Prices dropped in 11 cities, compared with seven in October
China’s overheated property market continued to cool in November as authorities rolled out renewed home-buying curbs to deflate a housing bubble.
New-home prices, excluding government-subsidized housing, gained from the previous month in 55 of the 70 cities tracked by the government, compared with 62 in October, the National Bureau of Statistics said Monday. Prices dropped in 11 cities, compared with seven a month earlier. They were unchanged in four.
Local authorities from Shanghai to Tianjin stepped up property curbs last month, following a raft of restrictions rolled out in almost two dozen cities since late September. That has reined in runaway prices, with the value of homes sold last month gaining at the slowest pace this year, official data last week showed.

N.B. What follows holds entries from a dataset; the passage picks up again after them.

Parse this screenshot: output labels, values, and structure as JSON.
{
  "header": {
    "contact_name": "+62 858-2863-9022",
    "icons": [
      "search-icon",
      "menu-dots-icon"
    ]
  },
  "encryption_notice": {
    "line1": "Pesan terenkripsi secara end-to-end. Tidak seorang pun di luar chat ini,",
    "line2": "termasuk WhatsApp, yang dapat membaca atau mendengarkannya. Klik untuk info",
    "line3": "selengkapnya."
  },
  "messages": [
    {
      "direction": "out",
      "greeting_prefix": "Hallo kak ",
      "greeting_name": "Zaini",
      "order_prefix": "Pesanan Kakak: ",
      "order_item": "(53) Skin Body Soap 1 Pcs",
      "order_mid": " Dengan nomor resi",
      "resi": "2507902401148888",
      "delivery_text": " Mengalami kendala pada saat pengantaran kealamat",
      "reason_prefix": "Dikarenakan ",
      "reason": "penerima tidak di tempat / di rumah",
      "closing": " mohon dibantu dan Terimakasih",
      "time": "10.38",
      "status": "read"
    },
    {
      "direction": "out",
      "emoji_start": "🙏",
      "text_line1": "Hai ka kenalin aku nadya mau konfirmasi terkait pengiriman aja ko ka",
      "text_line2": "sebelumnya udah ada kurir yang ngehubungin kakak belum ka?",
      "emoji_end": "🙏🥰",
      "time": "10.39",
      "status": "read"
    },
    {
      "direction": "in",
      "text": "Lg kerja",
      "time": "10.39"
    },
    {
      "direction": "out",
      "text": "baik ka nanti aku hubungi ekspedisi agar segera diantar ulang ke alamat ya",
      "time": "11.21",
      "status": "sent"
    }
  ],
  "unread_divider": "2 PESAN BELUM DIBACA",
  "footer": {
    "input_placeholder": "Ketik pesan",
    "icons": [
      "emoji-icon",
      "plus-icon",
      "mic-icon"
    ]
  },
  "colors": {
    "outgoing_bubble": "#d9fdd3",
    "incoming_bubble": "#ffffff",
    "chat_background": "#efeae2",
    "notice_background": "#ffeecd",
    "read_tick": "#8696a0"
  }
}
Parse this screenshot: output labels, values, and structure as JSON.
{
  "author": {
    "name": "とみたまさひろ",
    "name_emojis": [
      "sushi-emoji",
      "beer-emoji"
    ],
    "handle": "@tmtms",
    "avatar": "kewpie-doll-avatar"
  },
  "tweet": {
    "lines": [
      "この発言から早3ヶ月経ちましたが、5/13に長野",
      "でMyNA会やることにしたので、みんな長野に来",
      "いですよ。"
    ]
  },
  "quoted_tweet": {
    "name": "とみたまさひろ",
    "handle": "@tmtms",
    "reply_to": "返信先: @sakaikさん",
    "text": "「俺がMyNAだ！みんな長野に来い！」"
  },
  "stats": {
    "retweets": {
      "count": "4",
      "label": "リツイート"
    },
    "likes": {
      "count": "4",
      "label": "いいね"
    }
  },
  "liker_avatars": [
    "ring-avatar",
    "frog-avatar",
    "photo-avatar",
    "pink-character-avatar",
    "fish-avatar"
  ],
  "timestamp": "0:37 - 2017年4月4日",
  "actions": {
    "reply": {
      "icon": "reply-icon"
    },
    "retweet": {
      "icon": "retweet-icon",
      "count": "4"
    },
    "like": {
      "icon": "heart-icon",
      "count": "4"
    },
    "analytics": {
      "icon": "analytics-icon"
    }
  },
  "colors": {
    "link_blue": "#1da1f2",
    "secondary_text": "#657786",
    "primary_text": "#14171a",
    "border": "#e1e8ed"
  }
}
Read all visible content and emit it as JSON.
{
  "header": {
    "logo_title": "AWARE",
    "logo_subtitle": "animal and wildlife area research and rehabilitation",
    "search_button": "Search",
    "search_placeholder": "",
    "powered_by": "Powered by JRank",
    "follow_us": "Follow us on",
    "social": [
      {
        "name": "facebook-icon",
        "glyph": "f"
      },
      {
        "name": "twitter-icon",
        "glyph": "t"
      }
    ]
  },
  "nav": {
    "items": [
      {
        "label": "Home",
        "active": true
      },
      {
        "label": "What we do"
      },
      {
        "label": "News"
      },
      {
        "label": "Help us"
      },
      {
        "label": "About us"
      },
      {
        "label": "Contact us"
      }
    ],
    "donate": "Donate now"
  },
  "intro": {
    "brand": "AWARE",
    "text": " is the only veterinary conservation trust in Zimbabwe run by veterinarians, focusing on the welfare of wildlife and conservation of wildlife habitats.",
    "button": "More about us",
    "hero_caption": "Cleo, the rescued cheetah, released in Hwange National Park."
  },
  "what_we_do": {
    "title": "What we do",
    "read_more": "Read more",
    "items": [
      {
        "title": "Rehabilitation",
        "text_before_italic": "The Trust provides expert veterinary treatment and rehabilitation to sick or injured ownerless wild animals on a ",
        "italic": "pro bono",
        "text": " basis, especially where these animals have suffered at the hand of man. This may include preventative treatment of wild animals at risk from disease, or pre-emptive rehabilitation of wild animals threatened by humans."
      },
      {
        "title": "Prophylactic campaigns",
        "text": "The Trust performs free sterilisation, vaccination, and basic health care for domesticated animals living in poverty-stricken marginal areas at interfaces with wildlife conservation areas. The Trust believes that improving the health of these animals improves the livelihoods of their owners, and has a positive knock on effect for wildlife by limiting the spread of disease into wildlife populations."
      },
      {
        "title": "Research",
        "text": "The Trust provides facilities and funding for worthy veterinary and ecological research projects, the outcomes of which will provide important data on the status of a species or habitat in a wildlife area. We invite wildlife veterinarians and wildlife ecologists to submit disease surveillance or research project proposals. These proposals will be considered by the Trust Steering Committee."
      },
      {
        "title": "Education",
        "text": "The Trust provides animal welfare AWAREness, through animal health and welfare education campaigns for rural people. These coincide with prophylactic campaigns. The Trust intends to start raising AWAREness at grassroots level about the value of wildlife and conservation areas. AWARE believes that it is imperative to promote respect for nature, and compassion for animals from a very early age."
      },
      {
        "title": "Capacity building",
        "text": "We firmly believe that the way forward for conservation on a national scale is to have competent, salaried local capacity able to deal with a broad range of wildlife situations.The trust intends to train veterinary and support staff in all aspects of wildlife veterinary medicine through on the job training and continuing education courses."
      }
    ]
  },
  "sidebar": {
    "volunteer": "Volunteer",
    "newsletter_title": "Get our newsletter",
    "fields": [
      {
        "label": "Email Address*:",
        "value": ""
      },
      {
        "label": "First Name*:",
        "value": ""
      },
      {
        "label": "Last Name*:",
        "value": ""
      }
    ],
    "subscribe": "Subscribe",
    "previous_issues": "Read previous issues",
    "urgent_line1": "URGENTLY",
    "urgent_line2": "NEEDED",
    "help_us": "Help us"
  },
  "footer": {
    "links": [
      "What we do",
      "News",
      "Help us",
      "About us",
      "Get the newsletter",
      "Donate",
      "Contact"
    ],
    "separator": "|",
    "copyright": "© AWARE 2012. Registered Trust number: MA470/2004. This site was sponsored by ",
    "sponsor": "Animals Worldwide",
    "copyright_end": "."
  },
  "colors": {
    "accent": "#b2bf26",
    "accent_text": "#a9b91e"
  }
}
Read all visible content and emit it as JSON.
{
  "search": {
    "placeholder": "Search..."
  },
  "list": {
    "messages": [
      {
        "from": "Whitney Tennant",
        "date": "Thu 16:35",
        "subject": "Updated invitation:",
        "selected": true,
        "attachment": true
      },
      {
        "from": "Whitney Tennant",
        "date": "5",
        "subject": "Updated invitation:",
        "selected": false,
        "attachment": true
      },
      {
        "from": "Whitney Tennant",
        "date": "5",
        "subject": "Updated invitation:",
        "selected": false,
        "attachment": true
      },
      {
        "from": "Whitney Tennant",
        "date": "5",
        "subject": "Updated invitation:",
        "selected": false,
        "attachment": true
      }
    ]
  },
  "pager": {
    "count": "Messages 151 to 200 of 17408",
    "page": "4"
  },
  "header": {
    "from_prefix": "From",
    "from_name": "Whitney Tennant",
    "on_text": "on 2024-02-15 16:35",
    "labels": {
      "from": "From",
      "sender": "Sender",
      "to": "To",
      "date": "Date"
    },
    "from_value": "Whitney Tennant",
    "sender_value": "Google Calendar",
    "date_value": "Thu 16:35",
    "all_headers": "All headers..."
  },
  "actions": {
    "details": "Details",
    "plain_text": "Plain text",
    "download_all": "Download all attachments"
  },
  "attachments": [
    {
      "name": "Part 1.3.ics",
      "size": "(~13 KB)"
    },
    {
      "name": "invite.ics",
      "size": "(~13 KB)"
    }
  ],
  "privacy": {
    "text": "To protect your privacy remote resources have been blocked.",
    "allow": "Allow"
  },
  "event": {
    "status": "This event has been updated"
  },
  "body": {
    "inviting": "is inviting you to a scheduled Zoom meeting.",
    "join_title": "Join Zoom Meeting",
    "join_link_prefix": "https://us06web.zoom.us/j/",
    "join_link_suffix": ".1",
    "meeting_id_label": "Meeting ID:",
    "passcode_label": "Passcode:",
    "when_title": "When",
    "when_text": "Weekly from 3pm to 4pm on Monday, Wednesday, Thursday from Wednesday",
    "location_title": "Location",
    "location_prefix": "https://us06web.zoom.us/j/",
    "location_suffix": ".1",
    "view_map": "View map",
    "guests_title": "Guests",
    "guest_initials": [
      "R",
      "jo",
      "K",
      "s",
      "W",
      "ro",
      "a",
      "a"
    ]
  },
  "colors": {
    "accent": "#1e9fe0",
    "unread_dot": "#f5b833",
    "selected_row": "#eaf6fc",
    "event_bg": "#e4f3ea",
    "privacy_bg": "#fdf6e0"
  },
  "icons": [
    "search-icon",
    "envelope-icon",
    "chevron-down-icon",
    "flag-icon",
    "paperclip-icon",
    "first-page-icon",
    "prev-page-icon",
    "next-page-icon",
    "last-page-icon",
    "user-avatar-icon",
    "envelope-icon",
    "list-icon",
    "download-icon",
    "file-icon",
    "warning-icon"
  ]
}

President Xi Jinping and his top economic policy lieutenants reiterated their vow to curb a property bubble in the annual planning conference concluded Friday. “Houses are built to be inhabited, not for speculation,” the leaders said in their post-meeting statement released by the official Xinhua News Agency. China will use finance, land, taxation, investment and other instruments to establish a “fundamental and long-term system” to curb asset bubbles and market volatility, according to the statement.
“The government looks set to continue with its cautious differentiated approach towards containing the property bubble risk whilst at the same time being careful not to upset its stabilization,” said Donna Kwok, a senior China economist at UBS Group AG in Hong Kong.
New-home prices in Shenzhen, the nation’s hottest property market earlier this year, fell 0.3 percent in November from October, the second straight month of declines, the data showed. Prices in the capital Beijing and Shanghai both snapped a 20-month streak of gains. Shanghai, which introduced restrictions in March, last month increased the down-payment threshold for first-home purchasers from 30 percent to as much as 70 percent if they have mortgage loan record, dealing a blow to purchasers seeking to buy more expensive homes.
“Tamed price growth shows policy tightening, together with the various administrative measures such as suspending pre-sales permits, have been effective,” JPMorgan Chase & Co. analysts led by Hong Kong-based Ryan Li wrote in a Dec. 13 note. “There should be less tightening in 2017.”
A cooling of the property market may translate into a new headache for policy makers, who are seeking to avoid a housing bubble without denting economic growth. Investment in real estate development gained 5.7 percent last month in the slowest year-on-year increase in four months, according to Bloomberg calculations based on official data. New property starts, a leading indicator of investment, increased 3.3 percent, contracting from a 20 percent gain in October.
— With assistance by Emma Dong, and Miao Han